The US government has secured long prison sentences against individual traffickers. It has also dismantled really large transnational organized crime enterprises.
The Anti-Trafficking Coordination Team, or ACT Team, initiative that’s an interagency collaboration among the Departments of Justice, Homeland Security, and Labor, was implemented to streamline federal criminal investigations and prosecute human trafficking offenses.
The United States has also launched six Phase One Pilot ACT Teams around the country. And they are located in Atlanta, El Paso, Kansas City, Los Angeles, Memphis, and Miami, and today these teams are fully operational.
Mr Holder underlines that by bringing federal investigative agencies and federal prosecutors together, they are allowing us to develop and to advance high-impact human trafficking prosecutions.
In 2011, the United States has dismantled a large transnational organized crime enterprise that held Ukrainian victims in forced labor in Philadelphia.
The United States has restored freedom to undocumented Eastern European women and convicted the traffickers who brutally exploited them in massage parlors in Chicago and even branded them with tattoos to claim them as their own property.
For the entire anti-trafficking community, the US is continuing to provide training and technical assistance as well.
In 2011, efforts have included hosting three regional training forums that have focused on improving collaboration as well as the development of a training curriculum to help state prosecutors and state judges better understand human trafficking crimes.
The United States is working with Mexican law enforcement partners, the collaboration has dismantled sex trafficking networks that operate on both sides of the U.S.-Mexico border and have brought freedom to victims and secured really landmark convictions and substantial sentences against the traffickers in these high-impact bilateral cases.
The United States has underlined that combating human trafficking is an affront to its most fundamental values.
Anywhere from 12 to 27 million people are currently held in forced labor, bonded labor, or forced prostitution.

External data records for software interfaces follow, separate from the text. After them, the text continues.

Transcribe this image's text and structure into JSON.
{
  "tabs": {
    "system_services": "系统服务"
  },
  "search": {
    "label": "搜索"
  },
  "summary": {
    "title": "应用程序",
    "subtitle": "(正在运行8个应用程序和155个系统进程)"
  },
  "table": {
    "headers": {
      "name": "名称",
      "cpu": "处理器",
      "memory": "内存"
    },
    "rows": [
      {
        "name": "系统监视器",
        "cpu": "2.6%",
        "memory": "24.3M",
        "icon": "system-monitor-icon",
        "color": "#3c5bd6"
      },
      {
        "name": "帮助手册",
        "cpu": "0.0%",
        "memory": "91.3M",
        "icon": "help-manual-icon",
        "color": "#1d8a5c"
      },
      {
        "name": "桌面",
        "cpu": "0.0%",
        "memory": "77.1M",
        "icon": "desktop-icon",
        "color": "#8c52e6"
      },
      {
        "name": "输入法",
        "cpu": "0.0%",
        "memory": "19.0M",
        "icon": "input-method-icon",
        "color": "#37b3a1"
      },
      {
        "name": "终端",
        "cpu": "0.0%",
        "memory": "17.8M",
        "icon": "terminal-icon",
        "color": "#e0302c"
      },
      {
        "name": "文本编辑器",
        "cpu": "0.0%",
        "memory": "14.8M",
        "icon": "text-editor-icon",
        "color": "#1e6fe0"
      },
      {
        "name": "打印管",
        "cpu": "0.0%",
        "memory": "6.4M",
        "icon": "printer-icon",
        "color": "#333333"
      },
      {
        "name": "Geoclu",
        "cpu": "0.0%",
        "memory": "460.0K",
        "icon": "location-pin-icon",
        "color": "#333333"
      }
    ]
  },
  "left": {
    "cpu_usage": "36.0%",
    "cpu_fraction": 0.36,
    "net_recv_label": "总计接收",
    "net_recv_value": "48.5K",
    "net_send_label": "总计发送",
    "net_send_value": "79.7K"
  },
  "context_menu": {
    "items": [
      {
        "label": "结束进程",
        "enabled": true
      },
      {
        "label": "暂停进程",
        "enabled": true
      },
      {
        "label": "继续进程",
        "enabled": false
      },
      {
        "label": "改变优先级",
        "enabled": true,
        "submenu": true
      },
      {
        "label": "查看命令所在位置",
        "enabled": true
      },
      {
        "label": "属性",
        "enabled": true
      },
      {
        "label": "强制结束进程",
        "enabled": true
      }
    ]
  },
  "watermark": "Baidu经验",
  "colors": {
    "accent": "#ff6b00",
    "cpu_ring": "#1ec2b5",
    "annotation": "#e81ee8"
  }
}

That’s equivalent to all the people who live in London at the low end and the combined populations of New York City, San Francisco, and Washington, D.C. at the high end.
The victims range from the men and women enslaved in fields, factories, and brothels to the girls and boys whose childhoods have been shattered and stolen, to the parents whose children have vanished.